In Persona 4, this Jungian construction of identity formation is made explicit through the means necessary for the protagonist’s friends and fellow party members to gain access to their empowered personas. Each of the protagonist’s friends and fellow classmates have to face their Shadow. The Shadow is that part of the identity of an individual that Jung argued represented that which the conscious mind does not want to acknowledge or recognize, the ugly traits that we pretend don’t exist in ourselves and we certainly would hate to expose to others.
Thus, as each of the characters come to acknowledge the existence of their Shadow, they gain access to their persona’s true powers, the power as it were of the mask, but a mask that will eventually become an authentic social self. For example, after she comes to accept her Shadow in Persona 4, Rise, a pop star, sex symbol, and high school student, who has been struggling seemingly between the public self created by her celebrity and her mundane existence as a student, actually declares that she has no “real self” at all, allowing her—as she now adopts her persona—to begin crafting an identity of her own making.
While acknowledging what she has been is part of the process, like the gun, the adoption of her own persona is also an extinction of a former self, one that has been fabricated but has also been a performance of self that she has been trying to live up to (or maybe into). However, like the child that no longer wants to be defined by what his or her parents expect them to be or see them as, it is time for her to start shaping a persona of her own.
When discussing how children learn to speak, the rhetorician Walter Ong said that children learn to become speakers by pretending to speak. In other words, they hear older children and adults making noises at each other, which they begin trying to make as well until they eventually begin to adopt an authentic speaking self. (I actually remember this quite well when my daughters were growing up. Having no real grasp of English, they would babble with an intense purposefulness at me and my wife. Eventually, this babble became actual purposeful words, demands, and requests—in other words, actual communication.). Ong’s observation might be applied to much of how we learn most things. Pretending, or performing, as “someone else” allows the individual to begin to become someone else themselves.
How did I learn to teach college? Well, more or less, I got up in front of a classroom and pretended to be a teacher. Eventually, all the babbling that I was doing, all of the performing that I was doing, began to become an authentic performance of myself, my persona as teacher. In doing so and in order to gain the authority necessary for my students to believe in my performance, I had to extinguish parts of my prior identity. I couldn’t be a student anymore. Not that I had to give up learning, but I could no longer maintain the persona of a student within the social system of a classroom. My student self had to pull the trigger.

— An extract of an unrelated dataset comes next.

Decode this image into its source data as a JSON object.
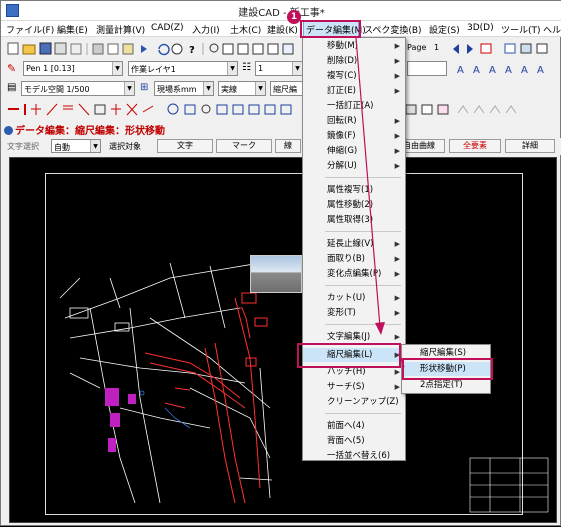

The image of teenage suicide is a provocative, painful, and powerful one, but what it seems emblematic of, becoming someone new, someone different than our former selves, is a provocative, painful, and powerful experience, especially during our formative years. It is a process experienced not quite so rapidly as the process of pulling a trigger, but it is a process that contains both profit and loss, regeneration and extinction. Persona simply represents this process in a way that acknowledges that the experience can be as jarring, horrific, and one that might feel a little like killing ourselves.